Last week I went to go talk to a group of vocational students about networking. While I was there, I needed to send a couple of emails. I prefer to write emails from my laptop, so I pulled it out of my bag between talks and did the first thing that came to mind: I asked for the wireless SSID and password. Afterwards, I started thinking about how far we’ve come with connectivity.
I can still remember working with a wireless card back in 2001 trying to get the drivers to play nice with Windows 2000. Now, wireless cards are the rule and wired ports are the exception. My primary laptop needs a dongle to have a wired port. My new Mac Mini is happily churning along halfway across the room connected to my network as a server over wireless. It would appear that the user edge quietly became wireless and no tears were shed for the wire.
It’s also funny that a lot of the big security features like 802.1x and port security became less and less of an issue once open ports started disappearing in common areas. 802.1x for wired connections is barely even talked about now. It’s more of an authentication mechanism for wireless now. I’ve even heard some vendors of these solutions touting the advantages of using it with wireless and then throwing in the afterthought comment, “We also made it easy to configured for wired connections too.”
We still need wires, of course. Access points have to connect to the infrastructure. Power still can be delivered via microwave. But the shift toward wireless has made ubiquitous cabling unnecessary. I used to propose a minimum of four cable drops per room to provide connectivity in a school. I would often argue for six in case a teacher wanted to later add an IP phone and a couple of student workstations. Now, almost everything is wireless. The single wire powers a desk phone and an antiquated desktop. Progressive schools are replacing the phones with soft clients and the desktops with teach laptops.
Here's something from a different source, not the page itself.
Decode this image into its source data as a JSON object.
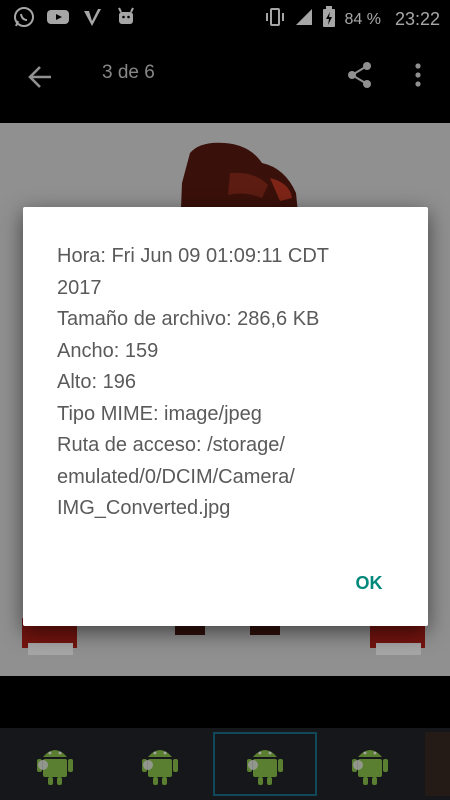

The wire is not in any danger of becoming extinct. But it is going to be relegated to the special purpose category. Wires will only live behind the scenes in data centers and IDF closets. They will be the thing that we throw in our bag for emergencies, like an extra console cable or a VGA adapter.
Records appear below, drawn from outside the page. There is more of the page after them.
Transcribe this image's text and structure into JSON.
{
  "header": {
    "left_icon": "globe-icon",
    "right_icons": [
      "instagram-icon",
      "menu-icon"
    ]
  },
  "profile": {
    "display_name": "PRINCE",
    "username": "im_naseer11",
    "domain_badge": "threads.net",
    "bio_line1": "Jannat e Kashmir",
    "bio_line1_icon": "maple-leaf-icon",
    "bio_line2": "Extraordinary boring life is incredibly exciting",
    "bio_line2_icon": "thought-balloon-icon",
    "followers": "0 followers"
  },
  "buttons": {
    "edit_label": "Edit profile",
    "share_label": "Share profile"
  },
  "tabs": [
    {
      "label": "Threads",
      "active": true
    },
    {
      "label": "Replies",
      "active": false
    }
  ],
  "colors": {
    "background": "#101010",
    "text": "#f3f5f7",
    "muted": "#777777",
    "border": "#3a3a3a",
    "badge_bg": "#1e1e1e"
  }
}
Wireless is the future. People don’t walk into a coffee shop and ask, “Hey, where’s the Ethernet cable?” Users don’t crowd around wall plates with hubs to split the one network drop into four or eight so they can plug their tablets in. Companies like Aruba Networks recognized this already when they started posing questions about all-wireless designs. We even made a video about it:
While I don’t know that the all-wireless design is going to work, I can say with certainty that the only wires that will be running across your desktop soon will be power cables and the occasional USB cord. Ethernet will be relegated to the same class as electrical wires connected to breaker boxes and water pipes. Important and unseen.
I love wireless, but in the Enterprise it should only be used for guests, mobile devices, and other non-permanent uses. My primary concern is that a perfectly functioning wireless can be disrupted without notice by an interference source. This could be caused by malicious jamming, but perhaps more likely it can occur from a new wireless system moving in and trashing the unlicensed frequencies.
If someone is walking into your enterprise with jamming equipment unimpeded, what’s to stop them from walking around to everyone’s desk and shutting off their power strips? Or snipping ethernet cables with wire cutters? I don’t follow the logic here… Sure, everything is susceptible to some sort of physical attack–and wifi more so than wired.
I think the case you described, while valid, is unlikely. Also, there are a number of ways to track and mitigate that kind of attack with enterprise wifi systems. If we’re talking about life-safety systems or servers on wifi, sure, bad idea. If we’re talking about CFOs Laptop accessing Outlook…yea, that can go on wifi IMHO. You have to accept a certain amount of risk with any technology and the benefits outweigh the risks in the case of wireless for most end user access cases that I can think of.
That’s a valid concern Tristan. But with this great push towards BYOD/CYOD which dumps a lot of IT cost to employee there’s very little chance WiFi adoption will be stopped. Heck, industry is supporting it by gradually dropping RG45 as a default connectivity option.
As per jamming, it’s possible but gets very expensive as the range of jamming area increases.
you can go from this for 50$ and up 10 meter range
to this for 6K $ and 120 meters range
So even at best you’re creating deadspot in an enterprise sized network.
I’d keep my critical assets on wire and push the regular office crowd to WiFi.
Pingback: Wires Are The Exception - Tech Field Day